What you are asked to do – Look through the records below and give the number of lines holding the string "JSON", nothing more.

--- START ---

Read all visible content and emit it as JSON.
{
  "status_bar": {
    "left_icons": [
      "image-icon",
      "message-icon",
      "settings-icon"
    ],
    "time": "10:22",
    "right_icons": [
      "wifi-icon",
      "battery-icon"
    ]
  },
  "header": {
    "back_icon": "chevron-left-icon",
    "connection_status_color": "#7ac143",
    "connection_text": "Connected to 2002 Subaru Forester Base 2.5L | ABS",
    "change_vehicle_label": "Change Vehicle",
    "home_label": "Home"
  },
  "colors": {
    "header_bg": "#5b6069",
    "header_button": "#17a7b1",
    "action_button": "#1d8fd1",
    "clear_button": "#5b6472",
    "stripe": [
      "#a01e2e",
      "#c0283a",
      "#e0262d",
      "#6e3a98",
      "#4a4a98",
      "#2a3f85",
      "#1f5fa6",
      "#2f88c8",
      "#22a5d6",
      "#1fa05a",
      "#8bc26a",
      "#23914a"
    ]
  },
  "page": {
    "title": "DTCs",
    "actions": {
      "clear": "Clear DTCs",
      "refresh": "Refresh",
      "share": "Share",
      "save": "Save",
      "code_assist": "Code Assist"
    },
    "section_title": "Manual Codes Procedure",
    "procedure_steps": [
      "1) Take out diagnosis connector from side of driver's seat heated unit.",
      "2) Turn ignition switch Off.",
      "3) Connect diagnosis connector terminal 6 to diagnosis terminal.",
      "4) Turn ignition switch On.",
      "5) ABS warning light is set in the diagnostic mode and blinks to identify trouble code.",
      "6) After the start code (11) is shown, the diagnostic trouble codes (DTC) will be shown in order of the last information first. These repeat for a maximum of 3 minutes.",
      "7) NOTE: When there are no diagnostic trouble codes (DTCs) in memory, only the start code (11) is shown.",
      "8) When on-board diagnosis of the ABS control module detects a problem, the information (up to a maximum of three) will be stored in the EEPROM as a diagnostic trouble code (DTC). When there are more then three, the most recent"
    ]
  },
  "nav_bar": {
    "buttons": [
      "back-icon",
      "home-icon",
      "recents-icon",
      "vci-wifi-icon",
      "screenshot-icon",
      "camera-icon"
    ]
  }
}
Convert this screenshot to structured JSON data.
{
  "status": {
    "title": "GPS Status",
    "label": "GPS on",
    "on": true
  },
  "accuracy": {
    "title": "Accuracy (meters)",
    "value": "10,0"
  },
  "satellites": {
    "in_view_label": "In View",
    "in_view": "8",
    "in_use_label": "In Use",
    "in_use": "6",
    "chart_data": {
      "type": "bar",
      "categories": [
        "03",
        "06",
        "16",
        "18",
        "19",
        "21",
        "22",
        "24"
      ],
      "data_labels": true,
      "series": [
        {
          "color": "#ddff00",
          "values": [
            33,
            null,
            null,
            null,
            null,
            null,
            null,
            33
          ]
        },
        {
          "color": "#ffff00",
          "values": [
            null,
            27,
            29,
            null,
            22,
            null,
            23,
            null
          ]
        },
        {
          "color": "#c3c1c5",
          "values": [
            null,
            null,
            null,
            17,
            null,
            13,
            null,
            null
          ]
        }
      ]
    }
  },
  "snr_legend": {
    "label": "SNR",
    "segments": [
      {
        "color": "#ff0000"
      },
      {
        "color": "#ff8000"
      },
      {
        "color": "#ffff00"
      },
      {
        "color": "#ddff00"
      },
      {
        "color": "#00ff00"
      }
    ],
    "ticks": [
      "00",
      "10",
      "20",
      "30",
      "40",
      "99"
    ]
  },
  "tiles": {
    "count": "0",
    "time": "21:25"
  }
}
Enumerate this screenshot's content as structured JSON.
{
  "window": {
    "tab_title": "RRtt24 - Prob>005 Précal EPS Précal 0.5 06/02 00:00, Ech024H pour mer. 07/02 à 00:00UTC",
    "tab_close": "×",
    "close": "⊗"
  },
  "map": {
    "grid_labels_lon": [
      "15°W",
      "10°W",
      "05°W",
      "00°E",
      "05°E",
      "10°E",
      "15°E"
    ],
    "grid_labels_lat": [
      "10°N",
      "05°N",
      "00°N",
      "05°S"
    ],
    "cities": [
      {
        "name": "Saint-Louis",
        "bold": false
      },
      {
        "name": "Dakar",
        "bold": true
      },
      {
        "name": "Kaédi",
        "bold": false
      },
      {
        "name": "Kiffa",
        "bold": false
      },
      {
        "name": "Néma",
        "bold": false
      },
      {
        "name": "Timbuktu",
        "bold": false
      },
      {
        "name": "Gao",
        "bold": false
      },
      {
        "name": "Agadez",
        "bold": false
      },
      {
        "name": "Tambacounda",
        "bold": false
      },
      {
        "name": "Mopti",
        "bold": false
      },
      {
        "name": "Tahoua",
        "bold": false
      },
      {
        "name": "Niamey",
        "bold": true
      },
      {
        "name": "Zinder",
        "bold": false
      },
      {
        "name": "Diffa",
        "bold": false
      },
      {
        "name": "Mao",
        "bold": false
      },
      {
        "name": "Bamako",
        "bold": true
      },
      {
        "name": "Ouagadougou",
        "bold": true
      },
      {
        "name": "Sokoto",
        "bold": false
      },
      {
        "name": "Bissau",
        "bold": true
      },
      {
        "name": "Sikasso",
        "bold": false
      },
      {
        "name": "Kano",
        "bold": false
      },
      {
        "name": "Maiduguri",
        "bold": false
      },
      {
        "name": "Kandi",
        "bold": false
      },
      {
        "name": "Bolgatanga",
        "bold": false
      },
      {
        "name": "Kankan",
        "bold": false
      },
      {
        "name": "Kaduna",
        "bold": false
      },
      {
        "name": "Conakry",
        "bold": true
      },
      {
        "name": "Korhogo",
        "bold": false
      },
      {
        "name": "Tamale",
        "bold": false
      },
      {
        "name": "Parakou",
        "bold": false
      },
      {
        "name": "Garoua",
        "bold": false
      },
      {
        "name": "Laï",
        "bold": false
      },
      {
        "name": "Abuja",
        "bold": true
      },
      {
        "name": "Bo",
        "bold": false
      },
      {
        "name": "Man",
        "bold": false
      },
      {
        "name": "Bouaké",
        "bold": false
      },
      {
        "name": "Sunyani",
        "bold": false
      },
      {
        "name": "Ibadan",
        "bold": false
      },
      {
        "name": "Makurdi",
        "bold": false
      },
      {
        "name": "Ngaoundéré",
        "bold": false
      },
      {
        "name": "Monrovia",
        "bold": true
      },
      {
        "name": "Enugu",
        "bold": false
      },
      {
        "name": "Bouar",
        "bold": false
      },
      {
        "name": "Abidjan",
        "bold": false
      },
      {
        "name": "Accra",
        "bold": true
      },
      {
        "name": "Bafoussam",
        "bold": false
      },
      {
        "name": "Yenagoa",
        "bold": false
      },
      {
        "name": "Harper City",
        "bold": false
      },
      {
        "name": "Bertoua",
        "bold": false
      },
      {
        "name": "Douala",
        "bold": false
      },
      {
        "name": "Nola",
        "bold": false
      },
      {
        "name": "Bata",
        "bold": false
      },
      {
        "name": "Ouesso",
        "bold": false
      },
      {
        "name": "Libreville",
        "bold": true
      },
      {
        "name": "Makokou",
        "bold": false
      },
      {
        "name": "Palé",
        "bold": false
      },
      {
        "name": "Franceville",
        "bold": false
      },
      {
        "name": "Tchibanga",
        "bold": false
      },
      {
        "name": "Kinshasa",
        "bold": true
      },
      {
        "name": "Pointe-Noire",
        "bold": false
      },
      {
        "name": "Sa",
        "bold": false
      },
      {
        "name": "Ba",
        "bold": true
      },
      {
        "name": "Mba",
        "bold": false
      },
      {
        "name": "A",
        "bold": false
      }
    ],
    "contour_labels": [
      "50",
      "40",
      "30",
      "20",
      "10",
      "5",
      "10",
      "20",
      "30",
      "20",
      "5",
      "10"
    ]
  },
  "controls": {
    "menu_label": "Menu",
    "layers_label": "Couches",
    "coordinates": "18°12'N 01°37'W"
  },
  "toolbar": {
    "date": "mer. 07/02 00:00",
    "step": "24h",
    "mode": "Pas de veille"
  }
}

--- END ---

Answer – 3